## Data to process

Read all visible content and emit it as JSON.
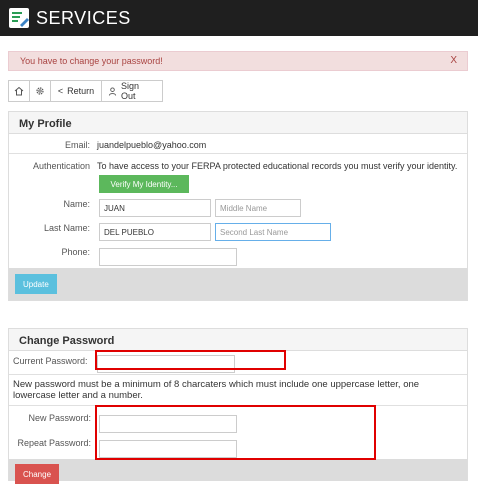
{
  "header": {
    "title": "SERVICES"
  },
  "alert": {
    "message": "You have to change your password!",
    "close": "X"
  },
  "toolbar": {
    "return_label": "Return",
    "signout_label": "Sign Out"
  },
  "profile": {
    "heading": "My Profile",
    "email_label": "Email:",
    "email_value": "juandelpueblo@yahoo.com",
    "auth_label": "Authentication",
    "auth_text": "To have access to your FERPA protected educational records you must verify your identity.",
    "verify_button": "Verify My Identity...",
    "name_label": "Name:",
    "first_name": "JUAN",
    "middle_placeholder": "Middle Name",
    "lastname_label": "Last Name:",
    "last_name": "DEL PUEBLO",
    "second_last_placeholder": "Second Last Name",
    "phone_label": "Phone:",
    "phone_value": "",
    "update_button": "Update"
  },
  "password": {
    "heading": "Change Password",
    "current_label": "Current Password:",
    "rule_text": "New password must be a minimum of 8 charcaters which must include one uppercase letter, one lowercase letter and a number.",
    "new_label": "New Password:",
    "repeat_label": "Repeat Password:",
    "change_button": "Change"
  }
}
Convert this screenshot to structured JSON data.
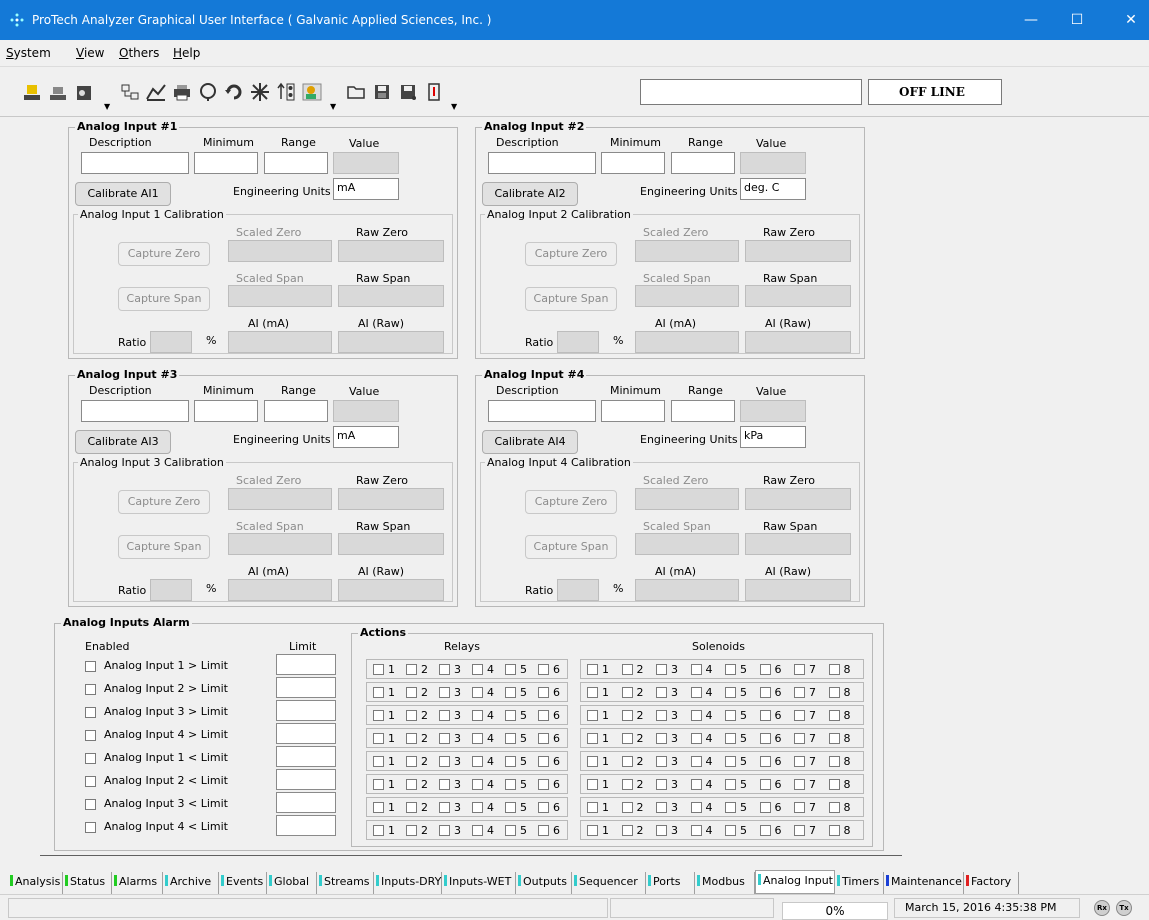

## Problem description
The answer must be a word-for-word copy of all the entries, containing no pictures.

## Result of this exercise
Read all visible content and emit it as JSON.
{
  "header": {
    "title": "SERVICES"
  },
  "alert": {
    "message": "You have to change your password!",
    "close": "X"
  },
  "toolbar": {
    "return_label": "Return",
    "signout_label": "Sign Out"
  },
  "profile": {
    "heading": "My Profile",
    "email_label": "Email:",
    "email_value": "juandelpueblo@yahoo.com",
    "auth_label": "Authentication",
    "auth_text": "To have access to your FERPA protected educational records you must verify your identity.",
    "verify_button": "Verify My Identity...",
    "name_label": "Name:",
    "first_name": "JUAN",
    "middle_placeholder": "Middle Name",
    "lastname_label": "Last Name:",
    "last_name": "DEL PUEBLO",
    "second_last_placeholder": "Second Last Name",
    "phone_label": "Phone:",
    "phone_value": "",
    "update_button": "Update"
  },
  "password": {
    "heading": "Change Password",
    "current_label": "Current Password:",
    "rule_text": "New password must be a minimum of 8 charcaters which must include one uppercase letter, one lowercase letter and a number.",
    "new_label": "New Password:",
    "repeat_label": "Repeat Password:",
    "change_button": "Change"
  }
}
Convert this screenshot to structured JSON data.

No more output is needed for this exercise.